**Collection entries**
--- --- ---

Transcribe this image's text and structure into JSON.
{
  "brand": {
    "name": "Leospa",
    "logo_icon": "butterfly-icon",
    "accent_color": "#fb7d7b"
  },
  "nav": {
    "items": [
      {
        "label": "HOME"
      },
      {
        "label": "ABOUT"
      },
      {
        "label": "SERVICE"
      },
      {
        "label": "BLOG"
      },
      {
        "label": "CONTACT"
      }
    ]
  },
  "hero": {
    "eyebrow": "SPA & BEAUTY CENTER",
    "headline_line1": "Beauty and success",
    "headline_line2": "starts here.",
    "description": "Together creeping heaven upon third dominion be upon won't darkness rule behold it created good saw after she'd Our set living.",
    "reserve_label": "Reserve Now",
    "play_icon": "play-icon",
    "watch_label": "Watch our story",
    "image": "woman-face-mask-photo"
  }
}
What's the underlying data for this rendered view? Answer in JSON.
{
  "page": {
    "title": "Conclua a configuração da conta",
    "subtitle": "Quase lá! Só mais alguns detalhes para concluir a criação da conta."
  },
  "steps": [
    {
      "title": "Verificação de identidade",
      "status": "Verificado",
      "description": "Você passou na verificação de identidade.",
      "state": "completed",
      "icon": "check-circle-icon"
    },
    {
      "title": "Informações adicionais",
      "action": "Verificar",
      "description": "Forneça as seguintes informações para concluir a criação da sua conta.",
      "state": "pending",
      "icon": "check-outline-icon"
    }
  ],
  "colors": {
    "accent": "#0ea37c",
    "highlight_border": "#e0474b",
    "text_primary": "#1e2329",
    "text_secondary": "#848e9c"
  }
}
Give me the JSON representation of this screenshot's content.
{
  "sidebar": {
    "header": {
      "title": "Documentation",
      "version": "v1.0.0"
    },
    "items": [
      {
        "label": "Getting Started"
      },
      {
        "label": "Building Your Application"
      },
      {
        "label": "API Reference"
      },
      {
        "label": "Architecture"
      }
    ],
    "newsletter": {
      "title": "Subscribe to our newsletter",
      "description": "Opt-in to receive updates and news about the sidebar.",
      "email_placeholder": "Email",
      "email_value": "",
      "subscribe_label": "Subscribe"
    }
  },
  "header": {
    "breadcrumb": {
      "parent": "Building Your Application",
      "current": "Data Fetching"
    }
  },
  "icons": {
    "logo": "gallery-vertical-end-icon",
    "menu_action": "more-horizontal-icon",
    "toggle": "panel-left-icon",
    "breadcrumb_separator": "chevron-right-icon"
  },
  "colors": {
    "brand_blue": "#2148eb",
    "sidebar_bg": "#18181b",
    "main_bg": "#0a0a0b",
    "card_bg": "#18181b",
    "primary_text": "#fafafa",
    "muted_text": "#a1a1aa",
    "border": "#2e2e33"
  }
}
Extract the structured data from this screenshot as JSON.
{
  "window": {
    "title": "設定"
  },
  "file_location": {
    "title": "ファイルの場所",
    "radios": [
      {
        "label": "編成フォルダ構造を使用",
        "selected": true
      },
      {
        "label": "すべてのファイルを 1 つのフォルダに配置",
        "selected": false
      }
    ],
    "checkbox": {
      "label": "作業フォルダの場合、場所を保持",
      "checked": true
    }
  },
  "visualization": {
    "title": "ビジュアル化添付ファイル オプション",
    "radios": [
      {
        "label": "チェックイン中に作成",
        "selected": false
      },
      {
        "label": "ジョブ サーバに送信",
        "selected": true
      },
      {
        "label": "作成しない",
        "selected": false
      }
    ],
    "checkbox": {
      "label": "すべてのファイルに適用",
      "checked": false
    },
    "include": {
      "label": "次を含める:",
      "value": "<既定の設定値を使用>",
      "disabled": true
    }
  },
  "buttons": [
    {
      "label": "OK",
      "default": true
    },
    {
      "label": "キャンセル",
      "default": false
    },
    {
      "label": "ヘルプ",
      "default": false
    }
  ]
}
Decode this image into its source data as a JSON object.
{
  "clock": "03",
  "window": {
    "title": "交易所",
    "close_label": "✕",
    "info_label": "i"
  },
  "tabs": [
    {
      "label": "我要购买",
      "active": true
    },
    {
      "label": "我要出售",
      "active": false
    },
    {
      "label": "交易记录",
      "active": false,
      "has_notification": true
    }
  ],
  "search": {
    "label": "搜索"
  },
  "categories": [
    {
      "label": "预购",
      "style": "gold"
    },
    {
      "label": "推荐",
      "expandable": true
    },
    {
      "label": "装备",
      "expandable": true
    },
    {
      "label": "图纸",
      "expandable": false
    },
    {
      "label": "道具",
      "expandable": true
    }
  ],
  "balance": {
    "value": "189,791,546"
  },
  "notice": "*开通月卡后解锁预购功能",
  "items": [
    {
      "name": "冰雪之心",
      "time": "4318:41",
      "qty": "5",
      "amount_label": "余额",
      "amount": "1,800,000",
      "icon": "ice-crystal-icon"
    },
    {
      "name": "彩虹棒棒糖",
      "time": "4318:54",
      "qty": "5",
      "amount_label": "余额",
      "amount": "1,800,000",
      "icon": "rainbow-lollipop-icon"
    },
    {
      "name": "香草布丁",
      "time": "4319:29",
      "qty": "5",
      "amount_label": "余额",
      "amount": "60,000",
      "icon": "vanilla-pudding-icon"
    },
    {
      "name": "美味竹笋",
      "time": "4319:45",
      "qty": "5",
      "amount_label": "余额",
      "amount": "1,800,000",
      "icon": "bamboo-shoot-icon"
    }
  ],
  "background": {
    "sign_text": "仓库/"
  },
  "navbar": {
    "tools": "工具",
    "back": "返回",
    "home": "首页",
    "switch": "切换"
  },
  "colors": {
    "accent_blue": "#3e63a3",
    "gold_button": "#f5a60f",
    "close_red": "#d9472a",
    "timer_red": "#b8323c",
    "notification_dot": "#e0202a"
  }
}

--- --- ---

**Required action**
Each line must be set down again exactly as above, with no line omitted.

**Problem solution**
Transcribe this image's text and structure into JSON.
{
  "brand": {
    "name": "Leospa",
    "logo_icon": "butterfly-icon",
    "accent_color": "#fb7d7b"
  },
  "nav": {
    "items": [
      {
        "label": "HOME"
      },
      {
        "label": "ABOUT"
      },
      {
        "label": "SERVICE"
      },
      {
        "label": "BLOG"
      },
      {
        "label": "CONTACT"
      }
    ]
  },
  "hero": {
    "eyebrow": "SPA & BEAUTY CENTER",
    "headline_line1": "Beauty and success",
    "headline_line2": "starts here.",
    "description": "Together creeping heaven upon third dominion be upon won't darkness rule behold it created good saw after she'd Our set living.",
    "reserve_label": "Reserve Now",
    "play_icon": "play-icon",
    "watch_label": "Watch our story",
    "image": "woman-face-mask-photo"
  }
}
What's the underlying data for this rendered view? Answer in JSON.
{
  "page": {
    "title": "Conclua a configuração da conta",
    "subtitle": "Quase lá! Só mais alguns detalhes para concluir a criação da conta."
  },
  "steps": [
    {
      "title": "Verificação de identidade",
      "status": "Verificado",
      "description": "Você passou na verificação de identidade.",
      "state": "completed",
      "icon": "check-circle-icon"
    },
    {
      "title": "Informações adicionais",
      "action": "Verificar",
      "description": "Forneça as seguintes informações para concluir a criação da sua conta.",
      "state": "pending",
      "icon": "check-outline-icon"
    }
  ],
  "colors": {
    "accent": "#0ea37c",
    "highlight_border": "#e0474b",
    "text_primary": "#1e2329",
    "text_secondary": "#848e9c"
  }
}
Give me the JSON representation of this screenshot's content.
{
  "sidebar": {
    "header": {
      "title": "Documentation",
      "version": "v1.0.0"
    },
    "items": [
      {
        "label": "Getting Started"
      },
      {
        "label": "Building Your Application"
      },
      {
        "label": "API Reference"
      },
      {
        "label": "Architecture"
      }
    ],
    "newsletter": {
      "title": "Subscribe to our newsletter",
      "description": "Opt-in to receive updates and news about the sidebar.",
      "email_placeholder": "Email",
      "email_value": "",
      "subscribe_label": "Subscribe"
    }
  },
  "header": {
    "breadcrumb": {
      "parent": "Building Your Application",
      "current": "Data Fetching"
    }
  },
  "icons": {
    "logo": "gallery-vertical-end-icon",
    "menu_action": "more-horizontal-icon",
    "toggle": "panel-left-icon",
    "breadcrumb_separator": "chevron-right-icon"
  },
  "colors": {
    "brand_blue": "#2148eb",
    "sidebar_bg": "#18181b",
    "main_bg": "#0a0a0b",
    "card_bg": "#18181b",
    "primary_text": "#fafafa",
    "muted_text": "#a1a1aa",
    "border": "#2e2e33"
  }
}
Extract the structured data from this screenshot as JSON.
{
  "window": {
    "title": "設定"
  },
  "file_location": {
    "title": "ファイルの場所",
    "radios": [
      {
        "label": "編成フォルダ構造を使用",
        "selected": true
      },
      {
        "label": "すべてのファイルを 1 つのフォルダに配置",
        "selected": false
      }
    ],
    "checkbox": {
      "label": "作業フォルダの場合、場所を保持",
      "checked": true
    }
  },
  "visualization": {
    "title": "ビジュアル化添付ファイル オプション",
    "radios": [
      {
        "label": "チェックイン中に作成",
        "selected": false
      },
      {
        "label": "ジョブ サーバに送信",
        "selected": true
      },
      {
        "label": "作成しない",
        "selected": false
      }
    ],
    "checkbox": {
      "label": "すべてのファイルに適用",
      "checked": false
    },
    "include": {
      "label": "次を含める:",
      "value": "<既定の設定値を使用>",
      "disabled": true
    }
  },
  "buttons": [
    {
      "label": "OK",
      "default": true
    },
    {
      "label": "キャンセル",
      "default": false
    },
    {
      "label": "ヘルプ",
      "default": false
    }
  ]
}
Decode this image into its source data as a JSON object.
{
  "clock": "03",
  "window": {
    "title": "交易所",
    "close_label": "✕",
    "info_label": "i"
  },
  "tabs": [
    {
      "label": "我要购买",
      "active": true
    },
    {
      "label": "我要出售",
      "active": false
    },
    {
      "label": "交易记录",
      "active": false,
      "has_notification": true
    }
  ],
  "search": {
    "label": "搜索"
  },
  "categories": [
    {
      "label": "预购",
      "style": "gold"
    },
    {
      "label": "推荐",
      "expandable": true
    },
    {
      "label": "装备",
      "expandable": true
    },
    {
      "label": "图纸",
      "expandable": false
    },
    {
      "label": "道具",
      "expandable": true
    }
  ],
  "balance": {
    "value": "189,791,546"
  },
  "notice": "*开通月卡后解锁预购功能",
  "items": [
    {
      "name": "冰雪之心",
      "time": "4318:41",
      "qty": "5",
      "amount_label": "余额",
      "amount": "1,800,000",
      "icon": "ice-crystal-icon"
    },
    {
      "name": "彩虹棒棒糖",
      "time": "4318:54",
      "qty": "5",
      "amount_label": "余额",
      "amount": "1,800,000",
      "icon": "rainbow-lollipop-icon"
    },
    {
      "name": "香草布丁",
      "time": "4319:29",
      "qty": "5",
      "amount_label": "余额",
      "amount": "60,000",
      "icon": "vanilla-pudding-icon"
    },
    {
      "name": "美味竹笋",
      "time": "4319:45",
      "qty": "5",
      "amount_label": "余额",
      "amount": "1,800,000",
      "icon": "bamboo-shoot-icon"
    }
  ],
  "background": {
    "sign_text": "仓库/"
  },
  "navbar": {
    "tools": "工具",
    "back": "返回",
    "home": "首页",
    "switch": "切换"
  },
  "colors": {
    "accent_blue": "#3e63a3",
    "gold_button": "#f5a60f",
    "close_red": "#d9472a",
    "timer_red": "#b8323c",
    "notification_dot": "#e0202a"
  }
}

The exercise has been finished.